-- Data extracts follows --
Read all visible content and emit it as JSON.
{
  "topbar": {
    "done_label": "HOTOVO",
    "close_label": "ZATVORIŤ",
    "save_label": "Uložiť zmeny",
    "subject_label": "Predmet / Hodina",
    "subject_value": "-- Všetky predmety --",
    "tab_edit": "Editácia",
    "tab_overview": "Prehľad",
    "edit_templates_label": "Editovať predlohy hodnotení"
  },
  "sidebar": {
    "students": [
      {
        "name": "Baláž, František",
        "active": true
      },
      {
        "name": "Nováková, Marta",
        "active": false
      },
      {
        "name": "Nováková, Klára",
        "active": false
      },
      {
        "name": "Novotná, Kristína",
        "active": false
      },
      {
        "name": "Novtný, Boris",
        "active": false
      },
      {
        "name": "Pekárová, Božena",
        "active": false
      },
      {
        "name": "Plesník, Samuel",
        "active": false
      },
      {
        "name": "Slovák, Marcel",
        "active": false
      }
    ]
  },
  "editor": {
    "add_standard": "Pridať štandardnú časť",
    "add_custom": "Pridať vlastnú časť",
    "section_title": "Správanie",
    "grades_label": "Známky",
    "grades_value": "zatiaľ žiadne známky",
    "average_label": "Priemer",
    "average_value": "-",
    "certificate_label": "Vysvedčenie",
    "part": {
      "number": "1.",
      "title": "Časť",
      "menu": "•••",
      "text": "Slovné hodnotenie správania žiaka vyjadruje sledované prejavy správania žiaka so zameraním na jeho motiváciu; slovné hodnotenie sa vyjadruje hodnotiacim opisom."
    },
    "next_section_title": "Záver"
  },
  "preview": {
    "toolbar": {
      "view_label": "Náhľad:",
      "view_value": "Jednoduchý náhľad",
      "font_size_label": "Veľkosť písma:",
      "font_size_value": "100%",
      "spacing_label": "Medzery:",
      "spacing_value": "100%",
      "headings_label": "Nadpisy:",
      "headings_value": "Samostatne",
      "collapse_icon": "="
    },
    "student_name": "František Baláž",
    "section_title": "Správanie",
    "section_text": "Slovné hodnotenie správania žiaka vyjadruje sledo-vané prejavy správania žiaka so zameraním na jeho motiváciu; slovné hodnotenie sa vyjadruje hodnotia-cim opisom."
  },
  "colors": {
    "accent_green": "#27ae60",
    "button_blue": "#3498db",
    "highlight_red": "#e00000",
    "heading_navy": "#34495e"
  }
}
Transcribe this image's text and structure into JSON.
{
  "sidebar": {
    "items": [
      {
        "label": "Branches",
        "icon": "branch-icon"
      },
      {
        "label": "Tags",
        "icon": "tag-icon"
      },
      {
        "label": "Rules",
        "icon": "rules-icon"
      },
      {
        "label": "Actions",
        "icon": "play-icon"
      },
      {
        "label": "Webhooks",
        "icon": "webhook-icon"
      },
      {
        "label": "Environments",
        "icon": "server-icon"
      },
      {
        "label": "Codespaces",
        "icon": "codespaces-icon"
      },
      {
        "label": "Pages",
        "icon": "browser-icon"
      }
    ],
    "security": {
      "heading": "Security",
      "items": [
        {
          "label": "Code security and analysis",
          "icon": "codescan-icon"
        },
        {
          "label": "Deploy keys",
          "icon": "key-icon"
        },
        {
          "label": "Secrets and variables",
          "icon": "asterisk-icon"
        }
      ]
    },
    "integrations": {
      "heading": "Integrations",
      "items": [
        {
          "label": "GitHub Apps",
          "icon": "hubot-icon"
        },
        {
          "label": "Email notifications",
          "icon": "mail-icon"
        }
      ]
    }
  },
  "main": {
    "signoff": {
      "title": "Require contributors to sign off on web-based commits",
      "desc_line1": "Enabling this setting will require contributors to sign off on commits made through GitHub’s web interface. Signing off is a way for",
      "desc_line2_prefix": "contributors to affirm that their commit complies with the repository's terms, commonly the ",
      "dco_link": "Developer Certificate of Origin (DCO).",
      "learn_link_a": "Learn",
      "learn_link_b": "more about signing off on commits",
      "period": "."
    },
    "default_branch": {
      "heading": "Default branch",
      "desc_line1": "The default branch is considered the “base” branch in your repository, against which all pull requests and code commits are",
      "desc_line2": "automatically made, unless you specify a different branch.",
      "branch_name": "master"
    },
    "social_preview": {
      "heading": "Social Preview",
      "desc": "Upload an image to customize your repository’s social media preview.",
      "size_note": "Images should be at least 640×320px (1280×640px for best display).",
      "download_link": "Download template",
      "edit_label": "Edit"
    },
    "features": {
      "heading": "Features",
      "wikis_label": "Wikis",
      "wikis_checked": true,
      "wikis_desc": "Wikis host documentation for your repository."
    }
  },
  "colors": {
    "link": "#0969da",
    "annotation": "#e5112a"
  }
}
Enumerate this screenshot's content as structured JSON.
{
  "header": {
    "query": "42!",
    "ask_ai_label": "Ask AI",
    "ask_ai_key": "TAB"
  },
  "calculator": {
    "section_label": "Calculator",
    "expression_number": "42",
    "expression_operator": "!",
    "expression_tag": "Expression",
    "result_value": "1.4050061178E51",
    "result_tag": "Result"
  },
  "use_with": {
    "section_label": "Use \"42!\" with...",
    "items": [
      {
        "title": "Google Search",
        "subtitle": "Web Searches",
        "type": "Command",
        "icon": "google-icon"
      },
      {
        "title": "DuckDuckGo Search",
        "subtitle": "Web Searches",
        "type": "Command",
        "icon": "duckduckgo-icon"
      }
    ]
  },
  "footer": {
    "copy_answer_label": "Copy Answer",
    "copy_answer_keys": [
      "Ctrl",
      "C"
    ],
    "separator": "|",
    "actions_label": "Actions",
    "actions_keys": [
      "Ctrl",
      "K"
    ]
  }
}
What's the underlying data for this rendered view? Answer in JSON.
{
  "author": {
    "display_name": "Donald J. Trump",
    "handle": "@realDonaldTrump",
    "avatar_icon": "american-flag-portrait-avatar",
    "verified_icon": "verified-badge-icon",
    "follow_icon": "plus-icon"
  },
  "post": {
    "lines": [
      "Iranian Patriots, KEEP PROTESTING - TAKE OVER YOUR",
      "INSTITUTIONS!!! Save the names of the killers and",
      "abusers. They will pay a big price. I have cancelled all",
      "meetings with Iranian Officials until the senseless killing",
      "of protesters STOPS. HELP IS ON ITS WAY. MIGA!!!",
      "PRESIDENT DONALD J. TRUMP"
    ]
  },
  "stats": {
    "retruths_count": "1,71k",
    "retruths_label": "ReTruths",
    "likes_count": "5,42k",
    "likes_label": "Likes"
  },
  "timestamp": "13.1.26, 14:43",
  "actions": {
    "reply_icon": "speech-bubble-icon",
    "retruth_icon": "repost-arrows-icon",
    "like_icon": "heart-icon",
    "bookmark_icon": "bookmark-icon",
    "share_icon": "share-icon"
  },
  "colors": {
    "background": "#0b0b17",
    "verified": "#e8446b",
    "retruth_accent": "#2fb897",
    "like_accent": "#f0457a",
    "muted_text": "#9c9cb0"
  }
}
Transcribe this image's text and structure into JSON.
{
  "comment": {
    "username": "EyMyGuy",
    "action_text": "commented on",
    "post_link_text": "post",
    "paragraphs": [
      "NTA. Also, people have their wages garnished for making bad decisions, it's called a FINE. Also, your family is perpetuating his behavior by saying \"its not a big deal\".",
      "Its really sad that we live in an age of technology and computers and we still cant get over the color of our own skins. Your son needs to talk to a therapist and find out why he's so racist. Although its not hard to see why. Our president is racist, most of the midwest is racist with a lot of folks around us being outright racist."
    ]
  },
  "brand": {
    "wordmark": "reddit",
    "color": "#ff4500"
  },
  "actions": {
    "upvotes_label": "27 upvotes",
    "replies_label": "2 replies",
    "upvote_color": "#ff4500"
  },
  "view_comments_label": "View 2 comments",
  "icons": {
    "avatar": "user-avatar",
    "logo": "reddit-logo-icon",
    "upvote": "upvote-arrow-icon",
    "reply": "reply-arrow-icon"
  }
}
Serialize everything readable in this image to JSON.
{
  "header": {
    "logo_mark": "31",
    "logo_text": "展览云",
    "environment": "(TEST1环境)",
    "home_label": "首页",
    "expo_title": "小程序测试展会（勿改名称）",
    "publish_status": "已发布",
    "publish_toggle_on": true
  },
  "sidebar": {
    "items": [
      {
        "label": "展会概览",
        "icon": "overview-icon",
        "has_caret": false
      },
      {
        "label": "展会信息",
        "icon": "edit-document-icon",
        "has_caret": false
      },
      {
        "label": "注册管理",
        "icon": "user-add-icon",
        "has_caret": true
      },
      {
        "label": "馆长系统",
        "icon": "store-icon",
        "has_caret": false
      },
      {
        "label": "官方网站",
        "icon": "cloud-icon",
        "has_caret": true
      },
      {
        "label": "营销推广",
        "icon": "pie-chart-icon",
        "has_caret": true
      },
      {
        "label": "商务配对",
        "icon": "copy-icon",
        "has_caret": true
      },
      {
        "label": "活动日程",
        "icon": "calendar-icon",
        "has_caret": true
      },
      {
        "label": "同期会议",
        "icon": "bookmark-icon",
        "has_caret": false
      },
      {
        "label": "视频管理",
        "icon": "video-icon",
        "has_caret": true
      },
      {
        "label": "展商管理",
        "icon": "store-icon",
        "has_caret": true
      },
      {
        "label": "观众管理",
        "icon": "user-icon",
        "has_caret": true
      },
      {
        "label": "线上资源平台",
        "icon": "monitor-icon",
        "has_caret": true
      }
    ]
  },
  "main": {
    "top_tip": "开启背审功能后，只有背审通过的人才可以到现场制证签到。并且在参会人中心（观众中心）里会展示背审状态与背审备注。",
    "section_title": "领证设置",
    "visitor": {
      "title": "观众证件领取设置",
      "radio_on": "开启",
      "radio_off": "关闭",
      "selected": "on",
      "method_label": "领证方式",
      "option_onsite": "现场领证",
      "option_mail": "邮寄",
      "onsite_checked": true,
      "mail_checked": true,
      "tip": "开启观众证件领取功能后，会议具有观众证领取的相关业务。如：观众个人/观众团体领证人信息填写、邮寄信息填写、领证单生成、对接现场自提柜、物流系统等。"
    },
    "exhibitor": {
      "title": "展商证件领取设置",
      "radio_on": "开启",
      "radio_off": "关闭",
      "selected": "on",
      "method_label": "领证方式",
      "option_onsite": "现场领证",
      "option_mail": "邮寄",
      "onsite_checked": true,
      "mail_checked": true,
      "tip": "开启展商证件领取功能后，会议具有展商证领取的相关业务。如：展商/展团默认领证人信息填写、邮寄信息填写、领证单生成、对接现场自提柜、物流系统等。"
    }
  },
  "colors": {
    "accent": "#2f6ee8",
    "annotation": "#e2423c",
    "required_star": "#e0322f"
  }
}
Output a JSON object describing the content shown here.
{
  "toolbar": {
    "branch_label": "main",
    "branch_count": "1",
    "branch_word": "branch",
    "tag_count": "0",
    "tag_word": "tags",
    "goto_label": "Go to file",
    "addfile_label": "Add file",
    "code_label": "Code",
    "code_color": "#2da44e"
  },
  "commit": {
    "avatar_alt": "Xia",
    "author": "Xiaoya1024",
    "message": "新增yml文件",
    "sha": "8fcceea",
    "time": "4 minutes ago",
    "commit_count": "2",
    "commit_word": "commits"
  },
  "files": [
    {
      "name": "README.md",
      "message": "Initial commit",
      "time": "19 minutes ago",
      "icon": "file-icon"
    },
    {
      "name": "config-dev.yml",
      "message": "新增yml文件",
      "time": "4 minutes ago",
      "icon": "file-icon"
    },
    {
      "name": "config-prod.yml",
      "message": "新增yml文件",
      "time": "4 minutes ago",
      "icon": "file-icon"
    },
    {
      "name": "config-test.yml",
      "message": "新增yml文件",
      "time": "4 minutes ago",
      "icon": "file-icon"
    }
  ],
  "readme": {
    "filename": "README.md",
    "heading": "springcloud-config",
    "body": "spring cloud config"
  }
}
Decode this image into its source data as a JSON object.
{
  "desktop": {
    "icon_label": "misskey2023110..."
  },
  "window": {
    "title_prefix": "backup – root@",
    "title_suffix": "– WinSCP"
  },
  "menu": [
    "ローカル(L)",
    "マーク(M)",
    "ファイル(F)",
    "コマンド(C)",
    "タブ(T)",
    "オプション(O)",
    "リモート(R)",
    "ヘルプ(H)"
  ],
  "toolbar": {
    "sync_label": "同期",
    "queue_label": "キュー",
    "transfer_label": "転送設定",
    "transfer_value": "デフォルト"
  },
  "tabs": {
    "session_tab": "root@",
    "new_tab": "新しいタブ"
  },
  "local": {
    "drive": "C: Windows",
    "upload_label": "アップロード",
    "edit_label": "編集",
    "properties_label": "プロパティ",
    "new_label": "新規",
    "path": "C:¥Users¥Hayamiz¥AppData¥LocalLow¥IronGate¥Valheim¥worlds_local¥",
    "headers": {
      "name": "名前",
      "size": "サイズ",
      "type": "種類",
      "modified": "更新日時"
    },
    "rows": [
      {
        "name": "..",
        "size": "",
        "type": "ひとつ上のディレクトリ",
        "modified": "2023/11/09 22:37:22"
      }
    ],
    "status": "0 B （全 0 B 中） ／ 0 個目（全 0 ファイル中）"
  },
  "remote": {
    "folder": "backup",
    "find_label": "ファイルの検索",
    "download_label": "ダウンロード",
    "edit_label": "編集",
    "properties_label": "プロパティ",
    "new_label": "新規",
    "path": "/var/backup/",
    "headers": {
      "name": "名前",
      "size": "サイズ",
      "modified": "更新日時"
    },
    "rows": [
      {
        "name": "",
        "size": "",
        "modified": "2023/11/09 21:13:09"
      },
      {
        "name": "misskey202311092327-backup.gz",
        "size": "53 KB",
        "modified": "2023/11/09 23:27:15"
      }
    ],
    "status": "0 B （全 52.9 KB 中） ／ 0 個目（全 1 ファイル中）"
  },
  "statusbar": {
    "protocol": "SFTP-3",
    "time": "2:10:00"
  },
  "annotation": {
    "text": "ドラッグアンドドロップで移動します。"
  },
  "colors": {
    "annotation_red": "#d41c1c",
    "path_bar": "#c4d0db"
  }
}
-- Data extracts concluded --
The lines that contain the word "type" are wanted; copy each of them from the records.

=== Your solution ===
        "type": "Command",
        "type": "Command",
      "type": "種類",
        "type": "ひとつ上のディレクトリ",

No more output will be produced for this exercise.